With some feedback from my colleagues John Egan and Julie Maiilé (merci mes amis), the diagram was tweaked, spun and massaged into the picture above which tells this story:
A performance problem or new opportunity starts with a Needs Assessment. When you do a Needs Assessment you will (should?) use both needs analysis and performance analysis. The results of the Needs Assessment works to improve results through the implementation of non-training and/or training interventions.
If a training intervention is required, then you will have to do a Training Needs Analysis. The TNA uses task analysis to determine what has to be trained and what doesn’t.
One of the big ah-hah’s in this client’s situation was that the Needs Assessment function resides within the training system and was being done by training specialists. How many non-training interventions do you think get recommended?
This is a very macro view of Needs Assessment aimed at making us all a little wiser about when we should use NA or NA… or maybe never use the acronym at all? If you want to learn more, go get that book! Did I mention it’s free!?
May 2018 Update: This is by FAR the most popular post I have made and still gets looked at most every day. I have updated the concept map to a full process model and it is available in the Performance Improvement Journal, doi: 10.1002/pfi.21785. If you would like a FREE copy – just drop me a line at email@example.com and I will be happy to send it to you! Something for free… ‘magine!
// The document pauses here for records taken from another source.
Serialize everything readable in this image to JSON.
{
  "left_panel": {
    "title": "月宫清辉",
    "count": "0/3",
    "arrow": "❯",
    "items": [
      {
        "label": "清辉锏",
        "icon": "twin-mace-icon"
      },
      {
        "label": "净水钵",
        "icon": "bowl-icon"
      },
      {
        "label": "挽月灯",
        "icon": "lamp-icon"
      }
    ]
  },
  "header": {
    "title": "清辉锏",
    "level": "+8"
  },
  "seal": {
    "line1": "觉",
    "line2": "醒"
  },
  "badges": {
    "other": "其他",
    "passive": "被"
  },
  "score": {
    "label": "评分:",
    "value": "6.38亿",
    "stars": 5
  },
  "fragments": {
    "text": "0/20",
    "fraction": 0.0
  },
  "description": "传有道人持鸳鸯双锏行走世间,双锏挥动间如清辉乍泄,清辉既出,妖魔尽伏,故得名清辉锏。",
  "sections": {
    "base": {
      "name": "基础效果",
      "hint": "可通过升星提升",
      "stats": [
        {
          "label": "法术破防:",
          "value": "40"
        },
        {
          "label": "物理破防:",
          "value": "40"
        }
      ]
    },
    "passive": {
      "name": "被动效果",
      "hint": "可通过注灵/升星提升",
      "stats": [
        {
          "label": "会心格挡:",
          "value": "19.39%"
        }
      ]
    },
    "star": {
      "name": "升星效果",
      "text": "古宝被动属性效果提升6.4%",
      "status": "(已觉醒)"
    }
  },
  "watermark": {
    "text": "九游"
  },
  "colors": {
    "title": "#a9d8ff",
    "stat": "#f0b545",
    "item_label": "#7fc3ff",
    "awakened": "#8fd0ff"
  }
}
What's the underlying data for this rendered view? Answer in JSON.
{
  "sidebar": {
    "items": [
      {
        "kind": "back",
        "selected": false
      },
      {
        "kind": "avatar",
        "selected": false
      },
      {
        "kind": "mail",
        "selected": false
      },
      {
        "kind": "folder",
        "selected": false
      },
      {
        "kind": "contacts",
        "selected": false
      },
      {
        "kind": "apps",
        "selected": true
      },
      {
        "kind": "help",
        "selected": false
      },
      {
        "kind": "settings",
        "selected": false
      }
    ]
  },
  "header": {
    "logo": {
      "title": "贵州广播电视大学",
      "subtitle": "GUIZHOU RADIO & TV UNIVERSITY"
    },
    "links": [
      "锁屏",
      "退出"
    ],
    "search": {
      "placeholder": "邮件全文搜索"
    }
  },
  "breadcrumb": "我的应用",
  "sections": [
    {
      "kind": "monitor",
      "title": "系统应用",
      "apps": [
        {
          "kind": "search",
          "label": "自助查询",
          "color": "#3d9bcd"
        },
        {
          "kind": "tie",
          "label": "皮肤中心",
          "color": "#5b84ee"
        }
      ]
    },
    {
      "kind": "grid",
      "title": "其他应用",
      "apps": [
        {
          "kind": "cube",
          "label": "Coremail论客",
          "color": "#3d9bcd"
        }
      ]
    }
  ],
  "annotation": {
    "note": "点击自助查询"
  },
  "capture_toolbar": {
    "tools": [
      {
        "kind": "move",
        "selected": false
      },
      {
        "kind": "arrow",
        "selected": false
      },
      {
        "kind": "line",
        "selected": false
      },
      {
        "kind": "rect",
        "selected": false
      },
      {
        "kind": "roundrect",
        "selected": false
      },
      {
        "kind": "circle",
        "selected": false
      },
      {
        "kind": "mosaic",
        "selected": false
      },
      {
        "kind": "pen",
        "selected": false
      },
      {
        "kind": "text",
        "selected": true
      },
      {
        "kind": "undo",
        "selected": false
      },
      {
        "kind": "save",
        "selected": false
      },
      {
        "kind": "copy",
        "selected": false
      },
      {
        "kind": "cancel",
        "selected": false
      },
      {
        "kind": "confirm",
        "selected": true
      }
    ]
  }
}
Watkins, R., Meiers, M.W., & Visser, Y.L. (2012). A guide to assessing needs: Essential tools for collecting information, making decisions and achieving development results. Washington, DC: The World Bank.